The Importance of Conversation & Dialogue in Education
Pascale Mompoint-Gaillard with Laureen Golden
How might conversation and dialogue support the professional development of educators?
In order to give the essence of why conversation and dialogue are so important and what educators can achieve from them, we can distinguish the usual continued professional development of educators and something that can be more engaging like thinking about purpose: Why am I an educator? What am I trying to do with pupils? Why am I being an educator with them?
This is why Fullan & Hargreaves’ definition of professional learning and developments is so relevant: they make the difference between the traditional type of training or education for educators, which is sometimes more technical, and professional development, which can be something more about engaging values and purposeful activities.
And to get into this development conversation is extremely important.
When teachers are in conversation they’re really able to start thinking about their own values and whether or not they are living this values. Also, they’re going to see if they’re living in contradiction (Mc Niff & Whitehead, 2010):
Also, coming into conversation makes for a more level playing field: if everyone can participate, the locus of power is changed: power is distributed versus centralised as when you’re having a trainer or an expert lecturing . The latter is very top-down-ish, but when you’re actually having a conversation there isn’t one expert and knowledge is being built collectively within the conversation.

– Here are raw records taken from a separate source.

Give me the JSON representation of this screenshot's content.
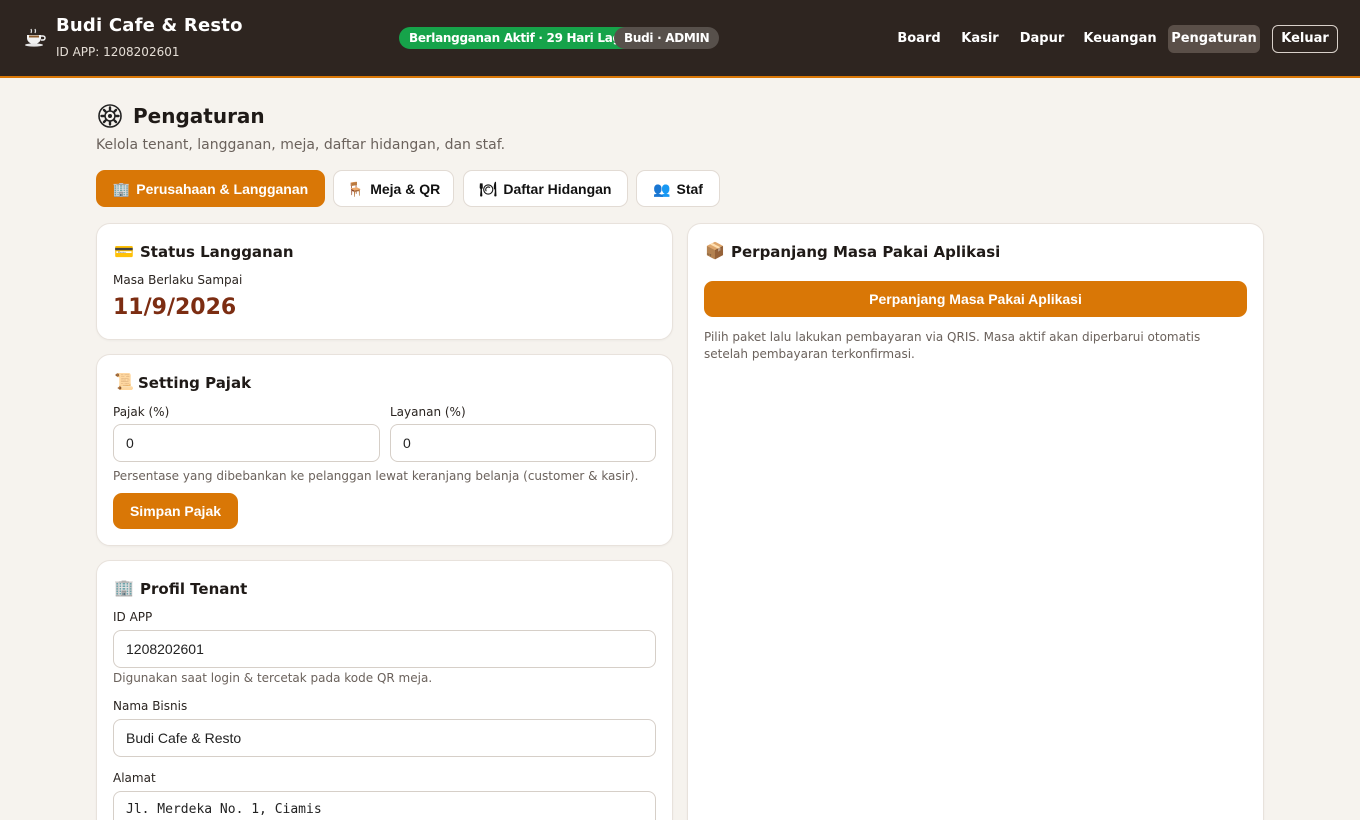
{
  "header": {
    "brand_icon": "coffee-cup-icon",
    "app_name": "Budi Cafe & Resto",
    "app_id_line": "ID APP: 1208202601",
    "subscription_badge": "Berlangganan Aktif · 29 Hari Lagi",
    "user_badge": "Budi · ADMIN",
    "nav": [
      "Board",
      "Kasir",
      "Dapur",
      "Keuangan",
      "Pengaturan"
    ],
    "active_nav": "Pengaturan",
    "logout_label": "Keluar",
    "colors": {
      "bar": "#2e2520",
      "accent_line": "#d97706",
      "badge_green": "#16a34a"
    }
  },
  "page": {
    "icon": "gear-icon",
    "title": "Pengaturan",
    "subtitle": "Kelola tenant, langganan, meja, daftar hidangan, dan staf."
  },
  "tabs": [
    {
      "icon": "office-building-icon",
      "label": "Perusahaan & Langganan",
      "active": true
    },
    {
      "icon": "chair-icon",
      "label": "Meja & QR",
      "active": false
    },
    {
      "icon": "dish-icon",
      "label": "Daftar Hidangan",
      "active": false
    },
    {
      "icon": "people-icon",
      "label": "Staf",
      "active": false
    }
  ],
  "subscription_card": {
    "icon": "credit-card-icon",
    "title": "Status Langganan",
    "label": "Masa Berlaku Sampai",
    "expiry_date": "11/9/2026"
  },
  "tax_card": {
    "icon": "receipt-icon",
    "title": "Setting Pajak",
    "tax_label": "Pajak (%)",
    "tax_value": "0",
    "service_label": "Layanan (%)",
    "service_value": "0",
    "hint": "Persentase yang dibebankan ke pelanggan lewat keranjang belanja (customer & kasir).",
    "save_label": "Simpan Pajak"
  },
  "profile_card": {
    "icon": "office-building-icon",
    "title": "Profil Tenant",
    "app_id_label": "ID APP",
    "app_id_value": "1208202601",
    "app_id_hint": "Digunakan saat login & tercetak pada kode QR meja.",
    "business_label": "Nama Bisnis",
    "business_value": "Budi Cafe & Resto",
    "address_label": "Alamat",
    "address_value": "Jl. Merdeka No. 1, Ciamis"
  },
  "extend_card": {
    "icon": "package-icon",
    "title": "Perpanjang Masa Pakai Aplikasi",
    "button_label": "Perpanjang Masa Pakai Aplikasi",
    "description": "Pilih paket lalu lakukan pembayaran via QRIS. Masa aktif akan diperbarui otomatis setelah pembayaran terkonfirmasi."
  },
  "accent_color": "#d97706"
}
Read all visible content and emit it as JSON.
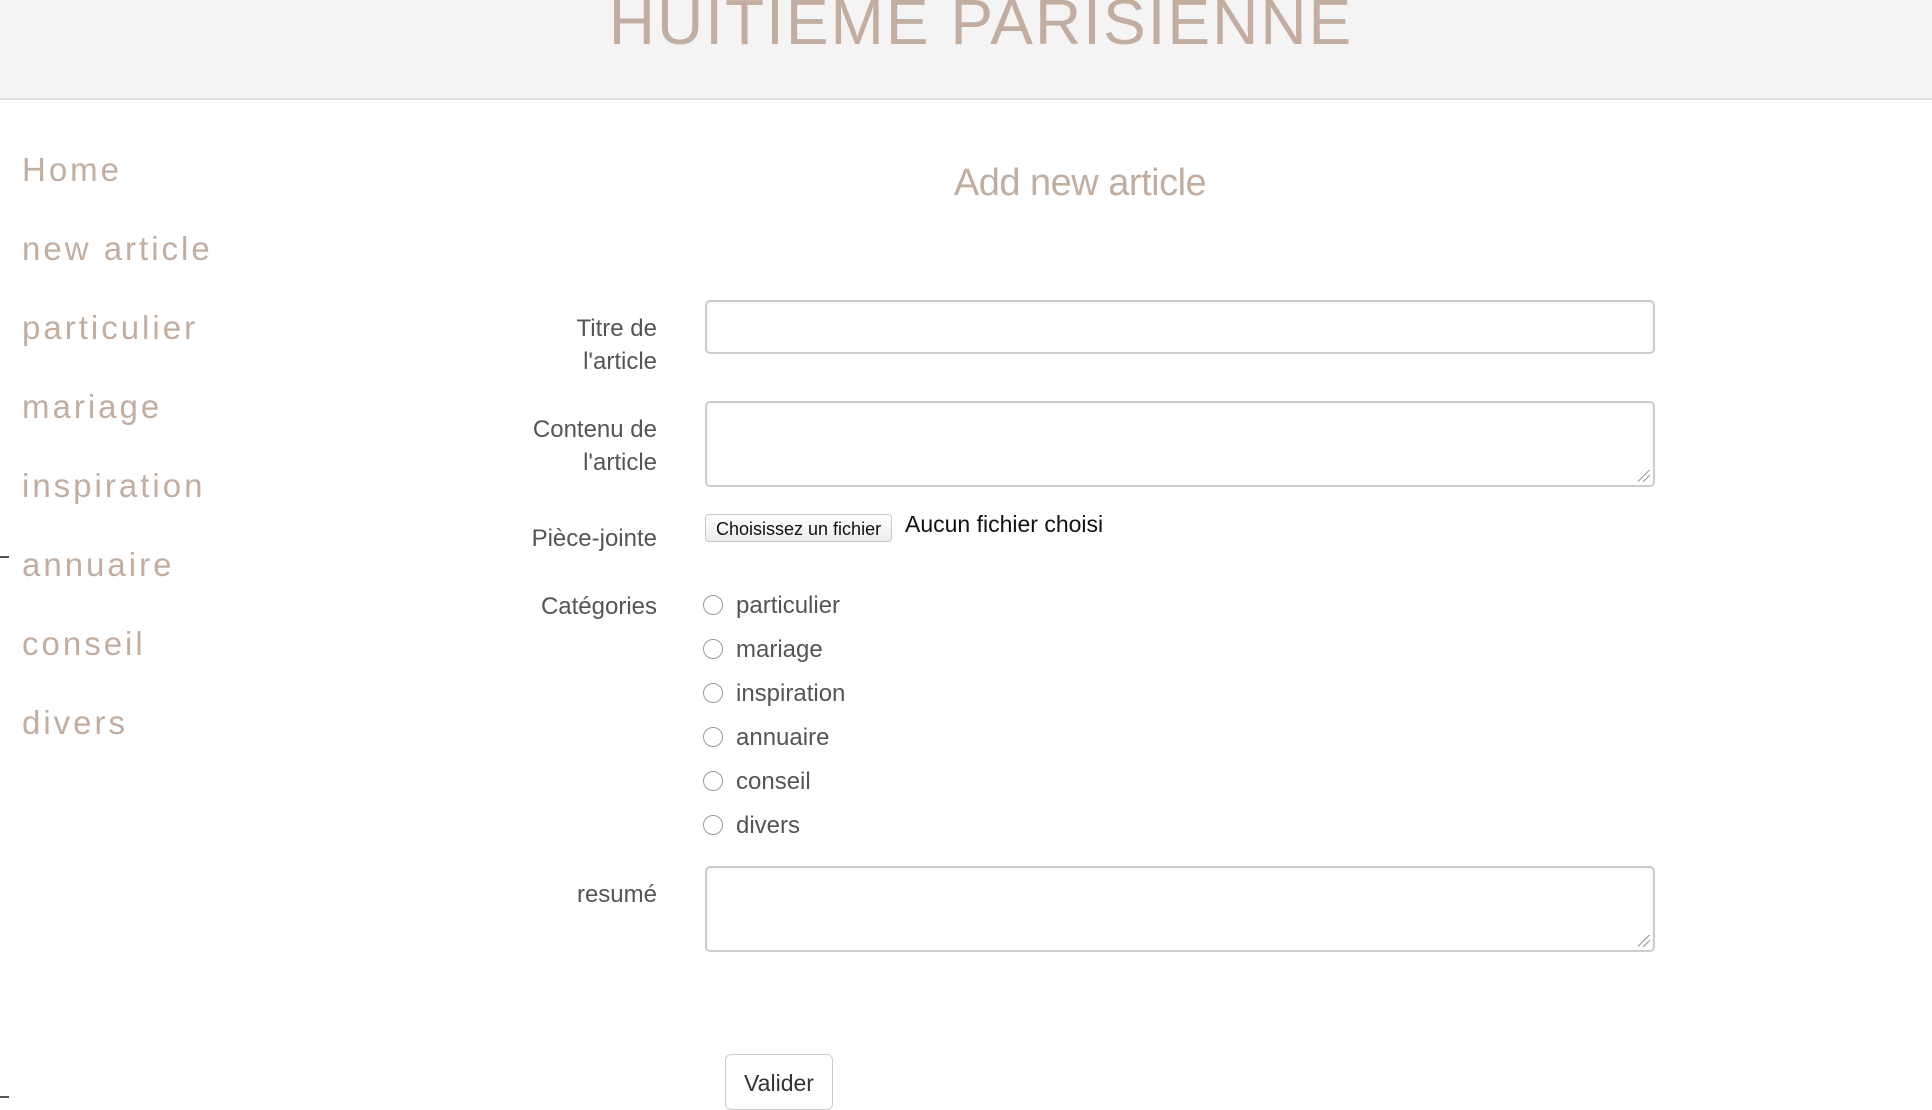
{
  "header": {
    "site_title": "HUITIEME PARISIENNE"
  },
  "sidebar": {
    "items": [
      {
        "label": "Home"
      },
      {
        "label": "new article"
      },
      {
        "label": "particulier"
      },
      {
        "label": "mariage"
      },
      {
        "label": "inspiration"
      },
      {
        "label": "annuaire"
      },
      {
        "label": "conseil"
      },
      {
        "label": "divers"
      }
    ]
  },
  "form": {
    "heading": "Add new article",
    "title_label_line1": "Titre de",
    "title_label_line2": "l'article",
    "title_value": "",
    "content_label_line1": "Contenu de",
    "content_label_line2": "l'article",
    "content_value": "",
    "attachment_label": "Pièce-jointe",
    "file_button_label": "Choisissez un fichier",
    "file_status": "Aucun fichier choisi",
    "categories_label": "Catégories",
    "categories": [
      {
        "label": "particulier",
        "checked": false
      },
      {
        "label": "mariage",
        "checked": false
      },
      {
        "label": "inspiration",
        "checked": false
      },
      {
        "label": "annuaire",
        "checked": false
      },
      {
        "label": "conseil",
        "checked": false
      },
      {
        "label": "divers",
        "checked": false
      }
    ],
    "summary_label": "resumé",
    "summary_value": "",
    "submit_label": "Valider"
  },
  "colors": {
    "accent": "#c2aea0",
    "label_text": "#555555",
    "header_bg": "#f4f4f4"
  }
}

So, in terms of conversations for professional development, Learn to Change is quite engaged in doing this. We have initiatives that we have created and others that were inspired by previous activities with partners. Here are a few of the most powerful activities we have explored:
- Conversation Series, where we meet people and have 1:1 conversations on a topic that inspires.
- Learning meetings or “Weblabs”, which are not usual webinars since we’re inviting multi-stakeholder and intergenerational groups, gathering educators, students and parents, to talk and share their stories from the field; from there we have processes and cooperative structures that guide the collaborative learning. In the end, we can take lessons learnt though our conversation and put the learning out in different sources.
We are pursuing other techniques piloted in other teacher education venues . We like how these activities mobilise our bodies. We speak differently while walking, everyone is looking in the same direction, the movement is shaping the conversation in a positive way.
- Socratic Walks Socratic walking is an activity for professional development that we feel is very powerful: participants identify a problem or question about a topic, and those people who are interested in the question will be invited to walk and experience the Socratic method of questioning. Making itineraries is useful so that the length of the conversation is predictable. Through Socratic conversation we are
- exploring underlying assumptions behind our thinking,
- unearthing causal inferences we make so casually… but rarely think of, and specifically
- excavating and observing our attributions (or our “attributional patterns”) meaning ‘how we explain why things happen the way they do’.
- Constructive Rants is another kind of conversional development. With this activity, if there’s anyone in a group that is experiencing difficulties, is entering a zone of bad mood and pessimistic outlook, a the constructive rant activity gives the possibility for participants to go out and do the complaining while they’re walking outside. But then when they come back inside there is no more complaining, we enter another way of dealing with problem with other patterns, and understandings in our line of view to find emerging solutions to problems.
Thus, in conversation and dialogue for learning, we’re ideally in a non-formal and spontaneous interaction focusing on meaning-making. It’s important to see how we are dealing with divergence: is there “congeniality” (how we respectfully deal with divergence)? The extent to which the conversation is congenial will determine for a great part how democratic the conversation can be. Convergence, and a high level of acceptance of divergence without it being a problem in the relationship affords high congeniality.
Conversations are alive because you know how you start a conversation but you don’t know what to expect along the way, and it takes a lot of adaptation to be able to continue a conversation, learn from it and make meaning with others. This is a very important skill for educators.
Conversations are often chaotic and uncharted: they’re “Chaordic”, a kind of dance between Chaos & Order. Chaordic (a term coined by Dee Hock of VISA) is based on the blending of the words “CHAos” and “ORDer”. The term refers to the capacity to navigate through chaos and order, to get the upside of each.
In order to be able to engage well in a conversation, and to learn from it, we have to think about our own state of preparation and our inner condition: are we in a state where we are able to do all these things?
So there is some work to be done inside ourselves. Learn to Change developed a tool to help people with this inner preparedness: they are the Cards for Democracy for All, and the Cards for Democracy – Teachers Edition. The C4D 4 All are freely available and the the C4D Teacher’s edition is free for our members.
The full set of Cards for Democracy in PDF format is available for download to members of Learn to Change.
If you are already a member, click on picture, download and print your own set now!
About the article
This article is inspired from an interview of Pascale Mompoint-Gaillard entitled The Importance of Conversation & Dialogue in Education hosted by Laureen Golden.
You can listen to Pascale and Laureen’s own words here:
About the article
Illustrations, Video recording and Editing by Laureen Golden